I claim: a U l. A method for the preparation of compounds having a cation of the formula wherein R is selected from the group consisting of benzyl,

lower alkyl and allyl; R is lower alkyl; which comprises reacting a compound having a cation of the formula oHacy-g/w CH3O N wherein R has the same meaning as above; with a compound having a cation of the formula 0 OCHa wherein R has the same meaning as above. 2. A process as in claim 1 wherein the reaction is conducted in an aqueous basic medium.

3. A method for the preparation of compounds having a cation of the formula 2 HA we OCH:

wherein R is lower alkyl; which comprises reacting a 60 compound having a cation of the formula CH O N a 1 I 0 V CH;

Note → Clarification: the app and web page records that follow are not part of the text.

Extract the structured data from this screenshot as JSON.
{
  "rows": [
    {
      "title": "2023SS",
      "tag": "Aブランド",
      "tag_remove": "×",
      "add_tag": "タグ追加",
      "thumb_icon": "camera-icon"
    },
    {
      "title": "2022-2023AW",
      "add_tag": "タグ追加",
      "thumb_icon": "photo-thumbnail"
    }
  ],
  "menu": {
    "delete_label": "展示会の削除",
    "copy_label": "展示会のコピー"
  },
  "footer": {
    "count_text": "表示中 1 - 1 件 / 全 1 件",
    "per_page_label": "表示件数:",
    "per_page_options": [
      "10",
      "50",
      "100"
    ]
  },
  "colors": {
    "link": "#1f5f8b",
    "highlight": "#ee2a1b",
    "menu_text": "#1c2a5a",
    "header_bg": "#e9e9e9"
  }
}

wherein R has the same meaning as above; with a compound of the formula NCO OCH:

4. A compound having a cation of the formula CHaO wherein R is lower alkyl.

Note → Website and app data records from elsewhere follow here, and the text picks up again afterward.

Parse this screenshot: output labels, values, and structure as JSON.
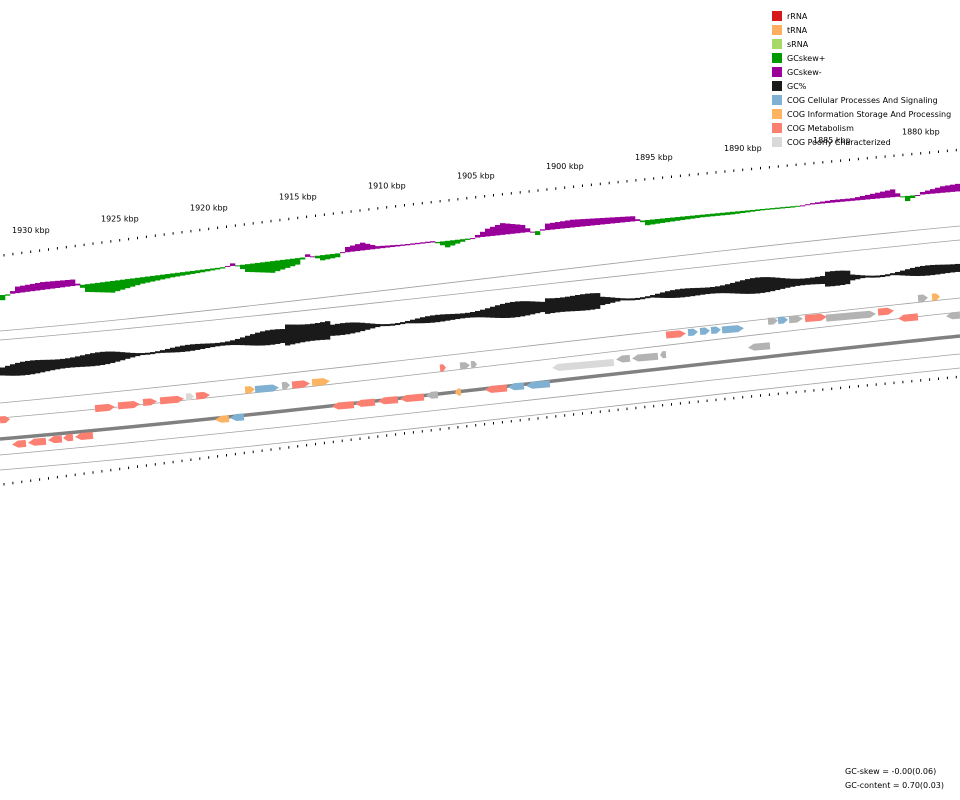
{
  "legend": [
    {
      "label": "rRNA",
      "color": "#d7191c",
      "icon": "rrna-swatch"
    },
    {
      "label": "tRNA",
      "color": "#fdae61",
      "icon": "trna-swatch"
    },
    {
      "label": "sRNA",
      "color": "#a6d96a",
      "icon": "srna-swatch"
    },
    {
      "label": "GCskew+",
      "color": "#009900",
      "icon": "gcskew-plus-swatch"
    },
    {
      "label": "GCskew-",
      "color": "#990099",
      "icon": "gcskew-minus-swatch"
    },
    {
      "label": "GC%",
      "color": "#1a1a1a",
      "icon": "gc-percent-swatch"
    },
    {
      "label": "COG Cellular Processes And Signaling",
      "color": "#80b1d3",
      "icon": "cog-cellular-swatch"
    },
    {
      "label": "COG Information Storage And Processing",
      "color": "#fdb462",
      "icon": "cog-information-swatch"
    },
    {
      "label": "COG Metabolism",
      "color": "#fb8072",
      "icon": "cog-metabolism-swatch"
    },
    {
      "label": "COG Poorly Characterized",
      "color": "#d9d9d9",
      "icon": "cog-poorly-swatch"
    }
  ],
  "ticks": [
    {
      "label": "1930 kbp",
      "kbp": 1930
    },
    {
      "label": "1925 kbp",
      "kbp": 1925
    },
    {
      "label": "1920 kbp",
      "kbp": 1920
    },
    {
      "label": "1915 kbp",
      "kbp": 1915
    },
    {
      "label": "1910 kbp",
      "kbp": 1910
    },
    {
      "label": "1905 kbp",
      "kbp": 1905
    },
    {
      "label": "1900 kbp",
      "kbp": 1900
    },
    {
      "label": "1895 kbp",
      "kbp": 1895
    },
    {
      "label": "1890 kbp",
      "kbp": 1890
    },
    {
      "label": "1885 kbp",
      "kbp": 1885
    },
    {
      "label": "1880 kbp",
      "kbp": 1880
    }
  ],
  "stats": {
    "gc_skew": "GC-skew = -0.00(0.06)",
    "gc_content": "GC-content = 0.70(0.03)"
  },
  "colors": {
    "cellular": "#80b1d3",
    "information": "#fdb462",
    "metabolism": "#fb8072",
    "poorly": "#d9d9d9",
    "unknown": "#b3b3b3",
    "gcskew_plus": "#009900",
    "gcskew_minus": "#990099",
    "gc_percent": "#1a1a1a",
    "backbone": "#808080"
  }
}
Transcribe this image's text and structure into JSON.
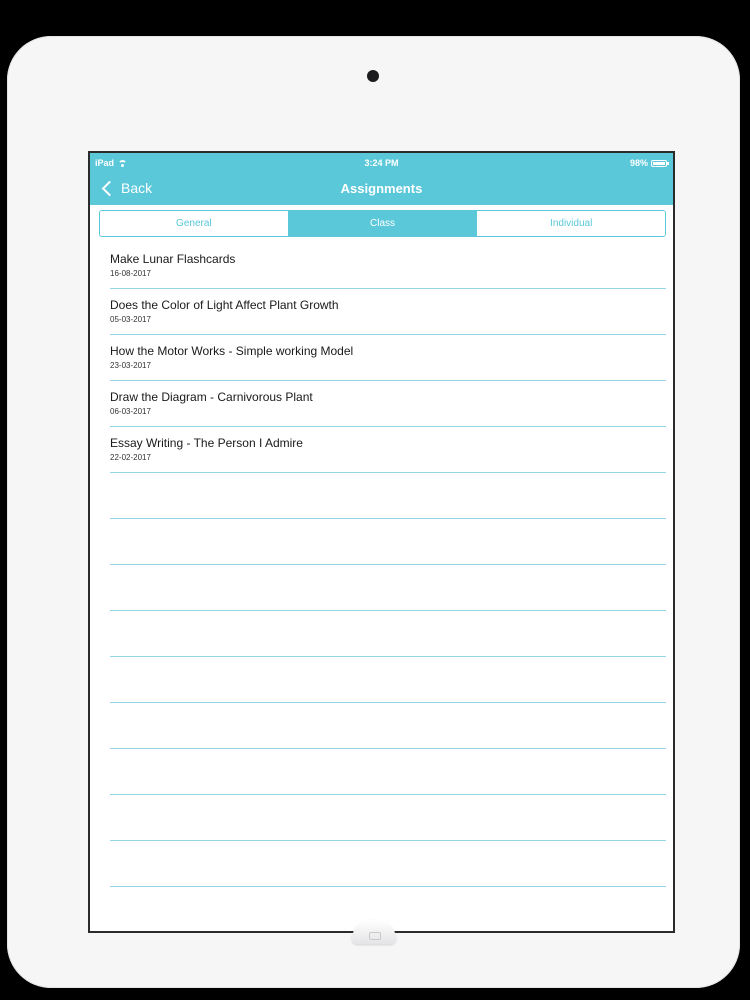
{
  "status_bar": {
    "carrier": "iPad",
    "time": "3:24 PM",
    "battery": "98%"
  },
  "nav": {
    "back_label": "Back",
    "title": "Assignments"
  },
  "tabs": [
    {
      "label": "General",
      "selected": false
    },
    {
      "label": "Class",
      "selected": true
    },
    {
      "label": "Individual",
      "selected": false
    }
  ],
  "assignments": [
    {
      "title": "Make Lunar Flashcards",
      "date": "16-08-2017"
    },
    {
      "title": "Does the Color of Light Affect Plant Growth",
      "date": "05-03-2017"
    },
    {
      "title": "How the Motor Works - Simple working Model",
      "date": "23-03-2017"
    },
    {
      "title": "Draw the Diagram - Carnivorous Plant",
      "date": "06-03-2017"
    },
    {
      "title": "Essay Writing - The Person I Admire",
      "date": "22-02-2017"
    }
  ],
  "colors": {
    "accent": "#5bc8da",
    "separator": "#8fd8e4",
    "device_frame": "#f6f6f7"
  }
}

5. A compound having the 2-methy1-3-ethy1-6,7-dihydro-9,10-dimethoxy-benzo[a1quinolizinium cation.

6. A compound having a cation of the formula omo- CHKO N OCHa OCH3 wherein R is selected from the group consisting of benzyl, lower alkyl and allyl; R is lower alkyl.

7. A compound having the 2-[(abenzyl-6,7-dimethoxy 1',2,3,4' tetrahydro 1 isoquinolyl) methyl] 3 ethyl 9,10 dimethoxy 6,7 dihydro henzo- [aJquinolizinium cation.

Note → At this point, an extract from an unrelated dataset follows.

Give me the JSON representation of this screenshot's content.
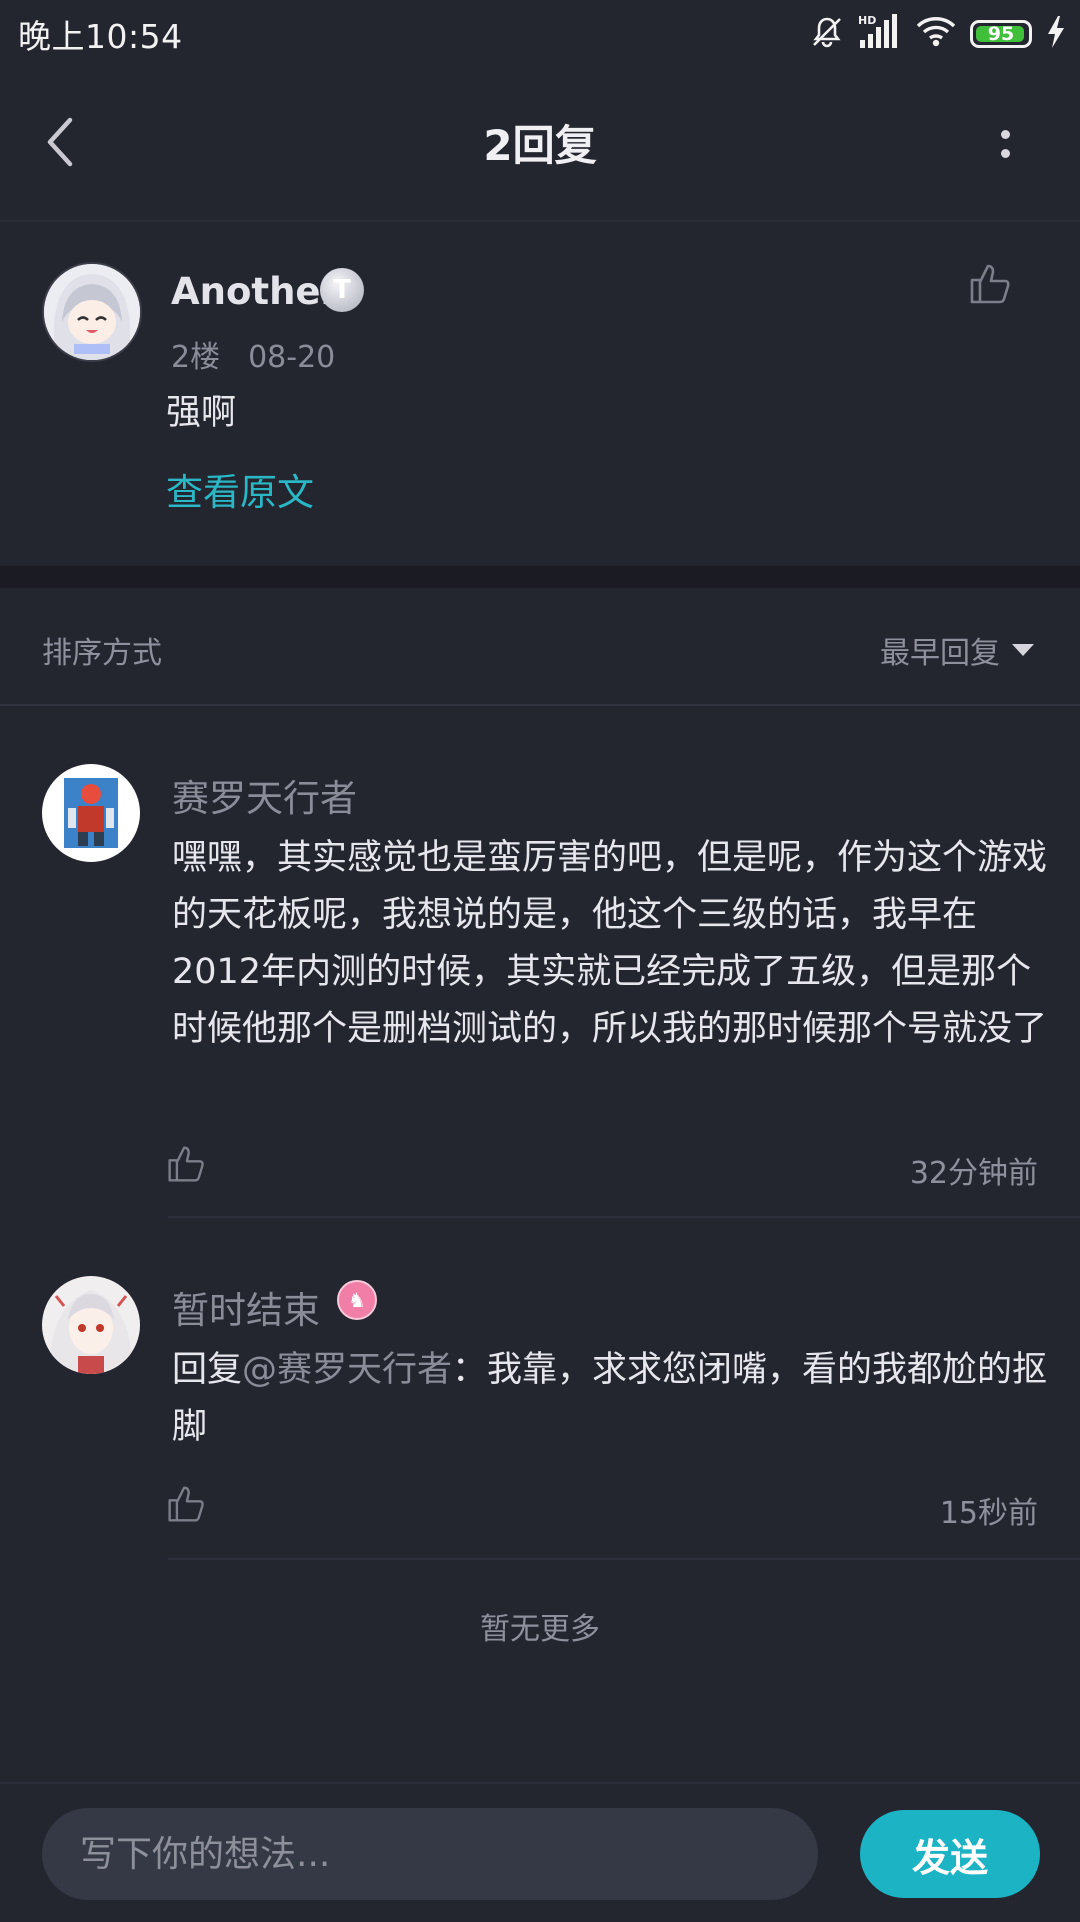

8. A compound having the 2-[(2-a1lyl-6',7-dimethoxyl',2,3,4' tetrahydro l isoquinolyl) methyl] 3- ethyl 9,10 dimethoxy 6,7 dihydro benzo[a]quinolizinium cation.

9. A compound having the 2-[(2-propyl-6',7-dimethoxy 1',2,3,4 tetrahydro 1' isoquinolyl) methyl] 3 ethyl 9,10 dimethoxy 6,7 dihydro benzo- [a] quinolizinium cation.

10. A compound selected from the group consisting of compounds having a cation of the formula G 01130 CHaO- U H HN OCH; k/ 0 CH1 l C Ha HA -0 CH3 wherein R is lower alkyl, acid addition salts thereof and tertiary bases corresponding thereto.

13. A compound having the homoveratrylamide of 2 carboxymethyl 3 ethyl 9,10 dirnethoxy 6,7- dihydro-benzo[a]quinolizinium cation.

References Cited UNITED STATES PATENTS 3,105,835 10/1963 Walker et a1. 260-288 3,159,638 12/1964 Ritchie et a1. 260-287 3,240,782 3/1966 Brossi et a1 260286 FOREIGN PATENTS 977,789 12/1964 Great Britain.

OTHER REFERENCES Brossi et .al.: Helv. Chim. Acta, vol. 42, pp. 772-7 (1959).

ALEX MAZEL, Primary Examiner.

D. G. DAUS, Assistant Examiner.

UNITED STATES PATENT OFFICE CERTIFICATE OF CORRECTION Patent No. 3,359,264 December 19, 1967 Max Gerecke It is hereby certified that error appears in the above numbered patent requiring correction and that the said Letters Patent should read as corrected below.

In the heading to the printed specification, line 10,

after "7,040/63" insert 7,041/63 Column 3, line 1, "R," should read R Column 11, line 49, "2- [(a should read 2[(2- Column 12, lines 3 to 15, the

formula should appear as shown below:

CH3O (11 0 I 0cH ocu Signed and sealed this 9th day of September 1969.

(SEAL) Attest:

EDWARD M.FLETCHER,JR. WILLIAM E. SCHUYLER,JR. Attesting Officer Commissioner of Patents

Patent Citations
Cited PatentFiling datePublication dateApplicantTitle
US3105835 *May 23, 1961Oct 1, 1963 Isoquinoline derivatives
US3159638 *Aug 20, 1962Dec 1, 1964Glaxo Laboratories LimitedXcha-chj
US3240782 *Feb 8, 1963Mar 15, 1966 Method of converting z-dehydro-isoeme tine into z-dehydro-emetine and inter- mediates therein
GB977789A * Title not available
Referenced by
Citing PatentFiling datePublication dateApplicantTitle
US3481934 *Aug 2, 1966Dec 2, 1969Glaxo Lab LtdIntermediates for use in the synthesis of 2-dehydroemetine and their method of preparation
US4133812 *Apr 25, 1977Jan 9, 1979Chinoin Gyogyszer Es Vegyeszeti Termekek Gyara Rt.Process for producing benzo (a) quinolizine derivatives
Classifications
U.S. Classification546/95, 546/90, 546/149, 546/65, 546/150, 546/96
International ClassificationC07D455/06, C07D455/08
Cooperative ClassificationC07D455/08, C07D455/06
European ClassificationC07D455/06, C07D455/08